Then there is the necessity of creating phased feedline integration between the 2 4 bays in an 8 bay. Many are poorly designed and defeat the potential gain increase of ganging 2 4 bays together.
The Kosmic SuperQuad Tune-A-Tenna also has a wider beamwidth than the 8 bays (which typically run about 25 to 30 degrees on UHF). The Tune-A-Tenna on UHF is about 55 degrees +/- 5 degrees depending on frequency. This can be extremely beneficial for those with television transmissions off axis by up to 75 degrees (but you could also favor the tighter beamwidth depending on your situation)....but in that case you may want to go for an xg91 or similar Corner Reflector Yagi.
The Kosmic SuperQuad Tune-A-Tenna also has a smaller profile for those Home Owner Association battles.
Hope you found the above informative.
Some good analysis with successful users TVFool charts starting on page 9 of this thread...
I bought two [Tune-A-Tennas] and love them. They are doing a fantastic job. In my opinion, they are the best on the market, so much so that I disconnected my satellite service permanently that I have had since 1996 with dish network. I could not ask for any better reception. I personally want one more, that way I can pick up Fort Wayne, South Bend, and Indianapolis. My dad was so impressed that he wants to buy two of them for his house. I thank you very much for the two that I already have.
Andrews, IndianaI just received the “Tune-A-Tenna” yesterday so I have not yet had enough time to do a full evaluation. However, based upon my results so far, this antenna is very good. My receiving situation is that I have a very weak and distant (52 miles) UHF station on the high end of the scale (real channel 41) and I also have a low power VHF station (real channel 7) and a distant VHF station (real channel 9 which is 47 miles away). This antenna is able to pick up all of these stations with a solid lock and good signal strength. I am impressed and pleased with its performance.

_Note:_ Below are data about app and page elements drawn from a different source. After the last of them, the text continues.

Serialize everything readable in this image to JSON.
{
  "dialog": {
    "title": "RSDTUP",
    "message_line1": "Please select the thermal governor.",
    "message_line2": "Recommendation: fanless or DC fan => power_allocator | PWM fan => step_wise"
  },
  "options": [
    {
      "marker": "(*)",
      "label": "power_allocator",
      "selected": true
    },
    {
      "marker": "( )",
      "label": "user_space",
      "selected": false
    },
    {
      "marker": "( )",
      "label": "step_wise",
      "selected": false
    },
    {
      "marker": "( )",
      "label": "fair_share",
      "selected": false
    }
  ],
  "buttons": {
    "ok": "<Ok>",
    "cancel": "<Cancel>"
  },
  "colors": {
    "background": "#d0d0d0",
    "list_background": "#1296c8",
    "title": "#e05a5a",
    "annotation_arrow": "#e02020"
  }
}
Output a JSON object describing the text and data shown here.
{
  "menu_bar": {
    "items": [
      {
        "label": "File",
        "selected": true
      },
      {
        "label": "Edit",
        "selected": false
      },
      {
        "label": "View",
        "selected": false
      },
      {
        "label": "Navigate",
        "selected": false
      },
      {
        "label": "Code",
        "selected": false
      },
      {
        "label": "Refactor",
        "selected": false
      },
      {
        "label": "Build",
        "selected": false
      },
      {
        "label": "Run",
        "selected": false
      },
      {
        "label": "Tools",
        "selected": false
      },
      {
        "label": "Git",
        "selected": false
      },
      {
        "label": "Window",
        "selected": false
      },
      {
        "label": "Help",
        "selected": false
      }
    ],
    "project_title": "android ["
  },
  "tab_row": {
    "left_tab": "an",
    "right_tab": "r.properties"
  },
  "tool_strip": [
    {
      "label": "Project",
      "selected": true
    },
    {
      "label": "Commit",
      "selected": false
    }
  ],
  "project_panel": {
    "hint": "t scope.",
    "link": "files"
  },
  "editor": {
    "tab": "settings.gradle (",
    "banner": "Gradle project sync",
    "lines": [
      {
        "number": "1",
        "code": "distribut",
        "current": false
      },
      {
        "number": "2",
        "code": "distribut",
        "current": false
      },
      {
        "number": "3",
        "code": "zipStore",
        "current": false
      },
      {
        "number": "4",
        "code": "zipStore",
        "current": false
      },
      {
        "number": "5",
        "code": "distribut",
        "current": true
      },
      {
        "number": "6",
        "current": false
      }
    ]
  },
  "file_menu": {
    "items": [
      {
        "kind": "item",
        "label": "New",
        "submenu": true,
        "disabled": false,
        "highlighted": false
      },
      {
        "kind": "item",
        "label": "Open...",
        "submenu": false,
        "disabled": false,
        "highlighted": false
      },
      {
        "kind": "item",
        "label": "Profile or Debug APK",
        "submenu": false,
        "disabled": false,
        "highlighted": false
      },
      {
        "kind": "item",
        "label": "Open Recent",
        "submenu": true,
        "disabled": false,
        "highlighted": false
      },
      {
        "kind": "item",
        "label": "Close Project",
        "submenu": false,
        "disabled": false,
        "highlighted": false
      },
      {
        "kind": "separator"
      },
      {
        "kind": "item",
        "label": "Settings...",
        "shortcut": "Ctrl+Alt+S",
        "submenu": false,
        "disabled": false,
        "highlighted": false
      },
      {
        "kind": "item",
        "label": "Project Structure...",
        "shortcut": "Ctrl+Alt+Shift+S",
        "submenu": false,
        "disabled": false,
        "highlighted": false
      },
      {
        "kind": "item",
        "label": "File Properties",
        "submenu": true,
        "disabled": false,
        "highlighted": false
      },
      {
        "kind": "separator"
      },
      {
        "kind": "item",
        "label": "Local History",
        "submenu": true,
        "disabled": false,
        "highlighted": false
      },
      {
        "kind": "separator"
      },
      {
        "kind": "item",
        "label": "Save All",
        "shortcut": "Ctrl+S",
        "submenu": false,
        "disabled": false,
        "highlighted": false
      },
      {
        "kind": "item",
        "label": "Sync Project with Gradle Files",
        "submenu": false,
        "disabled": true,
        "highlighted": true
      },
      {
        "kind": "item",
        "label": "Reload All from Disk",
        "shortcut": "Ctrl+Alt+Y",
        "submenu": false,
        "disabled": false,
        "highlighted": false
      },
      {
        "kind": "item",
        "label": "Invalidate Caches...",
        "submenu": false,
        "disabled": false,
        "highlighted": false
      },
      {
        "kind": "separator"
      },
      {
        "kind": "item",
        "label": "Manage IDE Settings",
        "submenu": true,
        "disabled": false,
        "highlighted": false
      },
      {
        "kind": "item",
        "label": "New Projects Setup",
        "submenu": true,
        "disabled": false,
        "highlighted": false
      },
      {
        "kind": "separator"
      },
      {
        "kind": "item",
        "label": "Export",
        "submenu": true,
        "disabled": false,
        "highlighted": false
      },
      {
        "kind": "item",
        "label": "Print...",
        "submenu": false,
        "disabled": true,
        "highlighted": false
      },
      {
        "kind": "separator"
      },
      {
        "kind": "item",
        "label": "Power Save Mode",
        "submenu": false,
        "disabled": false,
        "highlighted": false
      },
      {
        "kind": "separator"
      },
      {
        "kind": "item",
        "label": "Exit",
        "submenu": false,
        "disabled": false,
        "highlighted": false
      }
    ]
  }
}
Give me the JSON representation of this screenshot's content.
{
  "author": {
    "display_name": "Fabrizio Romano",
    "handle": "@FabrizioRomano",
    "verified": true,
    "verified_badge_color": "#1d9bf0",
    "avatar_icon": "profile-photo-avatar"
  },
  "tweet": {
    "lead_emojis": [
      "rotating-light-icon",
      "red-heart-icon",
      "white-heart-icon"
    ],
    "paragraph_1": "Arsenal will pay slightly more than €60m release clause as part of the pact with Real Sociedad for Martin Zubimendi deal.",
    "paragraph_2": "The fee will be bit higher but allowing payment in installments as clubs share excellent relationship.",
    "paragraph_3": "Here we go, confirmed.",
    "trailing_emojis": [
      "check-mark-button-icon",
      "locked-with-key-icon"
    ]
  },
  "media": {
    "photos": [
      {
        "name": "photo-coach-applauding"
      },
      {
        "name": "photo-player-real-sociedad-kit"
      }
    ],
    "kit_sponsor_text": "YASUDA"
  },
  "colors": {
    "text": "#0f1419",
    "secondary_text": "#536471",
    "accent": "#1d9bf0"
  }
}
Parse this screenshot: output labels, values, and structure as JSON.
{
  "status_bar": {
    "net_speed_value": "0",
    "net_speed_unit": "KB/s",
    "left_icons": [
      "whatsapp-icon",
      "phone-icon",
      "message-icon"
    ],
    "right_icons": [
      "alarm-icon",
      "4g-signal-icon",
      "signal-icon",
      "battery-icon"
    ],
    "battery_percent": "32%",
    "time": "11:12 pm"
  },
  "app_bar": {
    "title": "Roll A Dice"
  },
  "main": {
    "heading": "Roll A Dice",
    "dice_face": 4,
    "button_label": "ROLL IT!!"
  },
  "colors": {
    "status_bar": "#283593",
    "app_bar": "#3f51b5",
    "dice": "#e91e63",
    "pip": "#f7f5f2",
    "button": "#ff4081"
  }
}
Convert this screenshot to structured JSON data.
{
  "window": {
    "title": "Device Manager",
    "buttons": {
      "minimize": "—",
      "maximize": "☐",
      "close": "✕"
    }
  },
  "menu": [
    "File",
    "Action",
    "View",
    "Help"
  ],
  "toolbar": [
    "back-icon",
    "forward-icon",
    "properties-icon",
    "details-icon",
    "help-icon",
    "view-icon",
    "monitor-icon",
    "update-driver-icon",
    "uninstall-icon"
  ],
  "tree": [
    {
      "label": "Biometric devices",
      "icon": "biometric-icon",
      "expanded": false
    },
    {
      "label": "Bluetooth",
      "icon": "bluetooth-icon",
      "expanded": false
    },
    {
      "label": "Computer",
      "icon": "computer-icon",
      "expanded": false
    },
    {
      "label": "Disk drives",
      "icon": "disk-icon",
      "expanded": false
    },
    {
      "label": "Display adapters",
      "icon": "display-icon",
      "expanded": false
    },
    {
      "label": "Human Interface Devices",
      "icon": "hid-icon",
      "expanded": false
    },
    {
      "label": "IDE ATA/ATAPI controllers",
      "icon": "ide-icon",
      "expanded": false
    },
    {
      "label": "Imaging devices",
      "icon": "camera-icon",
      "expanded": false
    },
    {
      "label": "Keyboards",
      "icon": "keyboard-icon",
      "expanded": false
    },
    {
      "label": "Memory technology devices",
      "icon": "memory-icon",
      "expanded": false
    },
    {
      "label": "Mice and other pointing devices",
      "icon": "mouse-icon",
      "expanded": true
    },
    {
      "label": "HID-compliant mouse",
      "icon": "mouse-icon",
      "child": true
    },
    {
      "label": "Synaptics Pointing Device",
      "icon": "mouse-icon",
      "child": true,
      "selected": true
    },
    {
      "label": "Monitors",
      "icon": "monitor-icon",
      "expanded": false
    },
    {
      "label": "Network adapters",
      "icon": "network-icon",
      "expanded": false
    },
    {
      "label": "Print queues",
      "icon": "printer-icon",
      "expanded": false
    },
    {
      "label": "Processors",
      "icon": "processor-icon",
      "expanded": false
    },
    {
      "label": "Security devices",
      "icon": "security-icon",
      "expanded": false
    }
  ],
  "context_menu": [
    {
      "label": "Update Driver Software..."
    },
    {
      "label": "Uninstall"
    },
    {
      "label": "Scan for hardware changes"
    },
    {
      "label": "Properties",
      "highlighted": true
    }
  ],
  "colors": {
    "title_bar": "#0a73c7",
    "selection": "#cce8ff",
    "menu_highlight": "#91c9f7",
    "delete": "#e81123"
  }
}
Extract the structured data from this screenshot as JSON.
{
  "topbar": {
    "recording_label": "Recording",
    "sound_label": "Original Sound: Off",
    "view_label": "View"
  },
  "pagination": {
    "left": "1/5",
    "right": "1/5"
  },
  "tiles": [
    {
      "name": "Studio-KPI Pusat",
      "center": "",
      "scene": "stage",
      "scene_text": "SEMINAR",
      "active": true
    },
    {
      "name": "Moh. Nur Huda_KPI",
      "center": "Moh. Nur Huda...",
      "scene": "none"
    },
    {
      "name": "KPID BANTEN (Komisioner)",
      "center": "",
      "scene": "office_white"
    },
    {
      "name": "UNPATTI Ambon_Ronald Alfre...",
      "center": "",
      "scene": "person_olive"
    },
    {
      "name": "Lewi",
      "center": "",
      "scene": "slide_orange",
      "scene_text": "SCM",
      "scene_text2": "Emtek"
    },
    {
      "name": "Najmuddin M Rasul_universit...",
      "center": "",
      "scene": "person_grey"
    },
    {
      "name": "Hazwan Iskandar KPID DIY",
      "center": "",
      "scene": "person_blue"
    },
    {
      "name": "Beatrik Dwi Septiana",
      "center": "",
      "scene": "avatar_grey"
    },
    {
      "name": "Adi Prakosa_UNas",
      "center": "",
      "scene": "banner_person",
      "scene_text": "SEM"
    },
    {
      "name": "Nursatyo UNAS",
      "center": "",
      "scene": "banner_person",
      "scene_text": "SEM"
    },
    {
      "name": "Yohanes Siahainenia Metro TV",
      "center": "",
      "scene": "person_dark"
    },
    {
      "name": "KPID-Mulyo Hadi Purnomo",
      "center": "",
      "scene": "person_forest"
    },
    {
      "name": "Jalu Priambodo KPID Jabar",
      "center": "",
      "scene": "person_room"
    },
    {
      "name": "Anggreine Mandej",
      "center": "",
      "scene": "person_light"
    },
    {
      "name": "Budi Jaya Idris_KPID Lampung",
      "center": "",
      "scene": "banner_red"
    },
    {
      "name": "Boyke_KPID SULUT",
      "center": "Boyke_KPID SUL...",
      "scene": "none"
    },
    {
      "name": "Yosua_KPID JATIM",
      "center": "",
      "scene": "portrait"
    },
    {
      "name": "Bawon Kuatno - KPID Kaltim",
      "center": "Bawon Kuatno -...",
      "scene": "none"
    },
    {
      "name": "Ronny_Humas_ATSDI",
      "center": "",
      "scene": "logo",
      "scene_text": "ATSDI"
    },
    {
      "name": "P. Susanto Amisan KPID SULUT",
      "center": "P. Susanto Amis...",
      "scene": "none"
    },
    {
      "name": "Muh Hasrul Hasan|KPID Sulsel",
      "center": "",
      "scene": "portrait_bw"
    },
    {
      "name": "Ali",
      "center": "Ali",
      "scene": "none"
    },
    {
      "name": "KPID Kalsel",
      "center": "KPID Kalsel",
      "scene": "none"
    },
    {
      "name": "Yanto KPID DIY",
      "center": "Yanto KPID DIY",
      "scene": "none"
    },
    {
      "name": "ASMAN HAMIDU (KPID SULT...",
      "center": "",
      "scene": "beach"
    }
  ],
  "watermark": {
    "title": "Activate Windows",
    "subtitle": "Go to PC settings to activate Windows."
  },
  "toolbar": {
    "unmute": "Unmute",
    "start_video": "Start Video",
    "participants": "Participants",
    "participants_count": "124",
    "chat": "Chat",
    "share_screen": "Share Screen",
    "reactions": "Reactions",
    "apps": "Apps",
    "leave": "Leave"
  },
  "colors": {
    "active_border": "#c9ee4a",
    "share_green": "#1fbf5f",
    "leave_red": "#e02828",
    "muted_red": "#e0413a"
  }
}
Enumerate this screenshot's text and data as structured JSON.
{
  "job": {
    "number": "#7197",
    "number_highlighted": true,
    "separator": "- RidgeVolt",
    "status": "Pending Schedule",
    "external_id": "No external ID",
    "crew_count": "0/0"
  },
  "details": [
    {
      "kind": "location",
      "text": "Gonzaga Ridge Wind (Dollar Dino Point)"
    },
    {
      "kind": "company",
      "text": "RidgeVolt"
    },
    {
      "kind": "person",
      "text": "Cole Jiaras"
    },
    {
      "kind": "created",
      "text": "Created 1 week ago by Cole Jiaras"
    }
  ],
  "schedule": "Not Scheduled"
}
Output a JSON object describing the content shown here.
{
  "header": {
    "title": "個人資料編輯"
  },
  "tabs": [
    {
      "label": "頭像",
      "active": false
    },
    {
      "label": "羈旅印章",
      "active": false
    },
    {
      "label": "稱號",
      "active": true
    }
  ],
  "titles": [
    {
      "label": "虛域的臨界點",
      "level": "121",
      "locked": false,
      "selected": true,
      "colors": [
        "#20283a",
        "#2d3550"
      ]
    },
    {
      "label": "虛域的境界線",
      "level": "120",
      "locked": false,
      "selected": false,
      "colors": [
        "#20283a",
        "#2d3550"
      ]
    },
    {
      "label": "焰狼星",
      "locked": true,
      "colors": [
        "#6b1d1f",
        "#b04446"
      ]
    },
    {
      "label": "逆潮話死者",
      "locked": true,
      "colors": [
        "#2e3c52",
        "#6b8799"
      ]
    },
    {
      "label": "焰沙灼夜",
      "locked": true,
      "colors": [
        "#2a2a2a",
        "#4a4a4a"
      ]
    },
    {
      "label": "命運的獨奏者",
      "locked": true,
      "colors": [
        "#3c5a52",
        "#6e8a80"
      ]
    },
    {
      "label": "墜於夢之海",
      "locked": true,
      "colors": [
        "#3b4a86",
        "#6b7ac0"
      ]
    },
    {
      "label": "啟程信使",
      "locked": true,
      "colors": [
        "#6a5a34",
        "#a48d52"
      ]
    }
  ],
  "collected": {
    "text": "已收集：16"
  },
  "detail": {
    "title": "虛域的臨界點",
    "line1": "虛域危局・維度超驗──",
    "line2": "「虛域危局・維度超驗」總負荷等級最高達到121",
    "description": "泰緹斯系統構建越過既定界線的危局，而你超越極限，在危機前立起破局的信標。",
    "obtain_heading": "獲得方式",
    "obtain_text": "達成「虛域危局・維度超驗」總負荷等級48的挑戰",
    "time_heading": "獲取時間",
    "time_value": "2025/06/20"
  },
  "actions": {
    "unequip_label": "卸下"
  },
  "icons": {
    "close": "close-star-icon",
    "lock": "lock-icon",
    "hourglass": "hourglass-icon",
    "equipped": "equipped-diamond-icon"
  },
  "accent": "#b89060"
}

Now that I’ve had the time to do a more comprehensive evaluation of the 4 Bay SuperQuad (aka “Tune-A-Tenna”), I’ve concluded that this is best 4 bay antenna for the US market. It’s tuned for the current US television broadcast frequencies (7 thru 51) and it delivers. This is, after all, a UHF antenna and it pulls in all UHF stations from 14 through 51 perfectly. The real surprise with this antenna is that is does so well on VHF high band as well.
I’m using the stock reflector since I have as yet been unable to find a source for 1” x 2” galvanized fencing in my area. However, considering the great performance I‘ve experienced with this antenna on VHF high, I really don’t need to enlarge the reflector. More than anything, I was just curious to see how much better the VHF high band reception could be with a larger screen.
Also, I live along the gulf coast in an area subject to high winds and salty air. I have no doubt that this antenna will stand up to weather conditions in my area and provide many years of service. It's built like a tank.
I have an XG-91 that I use for UHF reception. In direct comparisons I've found that the SuperQuad 4 Bay equals the XG-91 on the high end of the UHF television spectrum and exceeds the XG-91 in receiving UHF signals on the low end of the spectrum (14-30).
I'm very pleased with this antenna and feel it was well worth the price.
Gulf Breeze, Florida